In Audrey Diwan’s L’Evénement, translated as Happening, literature student Anne Duchesne (Anamaria Vartolomei) tries to get an abortion in France during the 1960s. As abortion is illegal at this time, with strict consequences for everyone involved, this is no easy feat. We follow Anne in her attempt to obtain an abortion, while she also juggles attending university full-time.
For those living in the United States, Happening feels particularly poignant. It’s impossible to separate Anne’s search for a safe abortion provider from the recently leaked Supreme Court draft of a decision that might overturn Roe v. Wade. In a time and place 60 years ago and 6,000 miles away, it’s shocking how much the movie had an impact on me, as I considered the harrowing circumstances. Anne has no support from anyone in her life: not her doctor, friends, or family. Although she keeps her pregnancy a secret from almost everyone in her life, her two friends, Brigitte (Louise Orry-Diquero) and Hélène (Luana Bajrami), rejection haunts the rest of the film.

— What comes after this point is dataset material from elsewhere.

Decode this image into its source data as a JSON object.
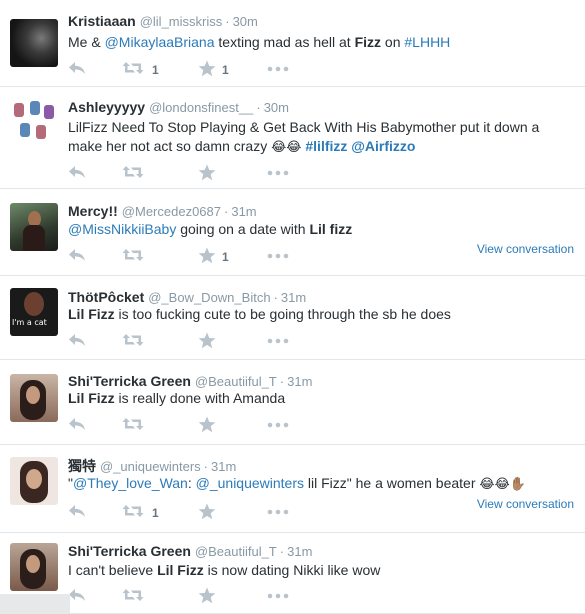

Brigitte’s rejection of Anne, where Hélène seems only shocked, soon turns to revulsion. Where they have no issue with Anne having a reputation of being a ‘loose’ woman beforehand, the news of Anne’s pregnancy is too far for Brigitte. Hélène eventually comes back to Anne after sharing that she had a month-long fling with an older man in the past but was lucky enough not to get pregnant. While Anne never specifically asks for an abortion throughout the movie, her actions and gestures well imply her intentions.
The framing of each shot is gorgeous. The colors are muted and nostalgic in a typically indie style, fitting perfectly with the setting. With less saturation, the movie is realistic and grounded against our own experiences. For our cinema savants, this film heavily uses medium shots, so the audience focuses more on the gestures and expressions of those in the frame. We see the impact of this choice in each abortion attempt. For me, it was especially poignant when she tried to attempt the abortion herself with a barely sterilized knitting needle in her bedroom. The camera stays focused on her facial expressions, even while the sounds of her pain and movement can still be heard. It’s an incredibly devastating, intimate shot of a desperate young woman.
Happening is on the slower side of movies, which prolongs Anne and the audience’s stress about her lack of success finding a safe abortion provider. With no help from the father of the child (a Political Science student from Bordeaux), Anne is on her own in every aspect of her journey. When her primary care physician refuses to help her, she goes to another doctor who provides her with a prescription that strengthens the fetus instead of aborting it, as she was told. At the end of the movie (when she’s just about 12 weeks pregnant), Anne finally finds a safe provider, through her ‘friend’ Jean’s (Kacey Mottet Klein) friend, Laetitia (Alice de Lencquesaing). Abortion is expensive: 400 francs in 1960 would be equivalent to $1,184 today, give or take. For a young student, this price is almost too much for Anne – she has to sell her belongings in order to afford it. The abortion provider is a middle-aged woman, known only as Madame Riviere (Anna Mouglalis). We never learn her name or where she learned to perform the operation, but Anne goes to her twice for an abortion. While the first attempt through this provider was unsuccessful, the second was dangerous, for various reasons.
Anne has a fever, sweating and crying out because of the pain, so much so that another classmate comes in to check on her. Although in previous scenes, Olivia (Louise Chevillotte) was accusing Anne of being a ‘loose’ woman and a bad influence on other students, in this scene, she helps Anne without a second thought. When the abortion works, Olivia helps Anne cut the umbilical cord (in a particularly graphic scene – it is not for the easily squeamish viewer) with scissors from her dorm room. Consequently, Olivia calls for help, which leads to Anne being taken to the hospital. We learned from Laetitia that being taken to the hospital can be very dangerous. If the doctor labels the abortion as a miscarriage, the woman is safe. But if the doctor labels it as an abortion, and the woman lives, she’s imprisoned for violating the law.
Happening is a harrowing story based on Annie Ernaux’s autobiographical novel. Despite the nostalgic film style and otherwise vivid symbolism throughout the movie, Happening is not a film to watch lightly. It’s something that changes you afterward, no matter your opinion on its quality. And what excellent quality it was. Put this one in your queue after watching documentaries on abortion and you’ll be sure to see first-hand of difficult it was, and maybe will be.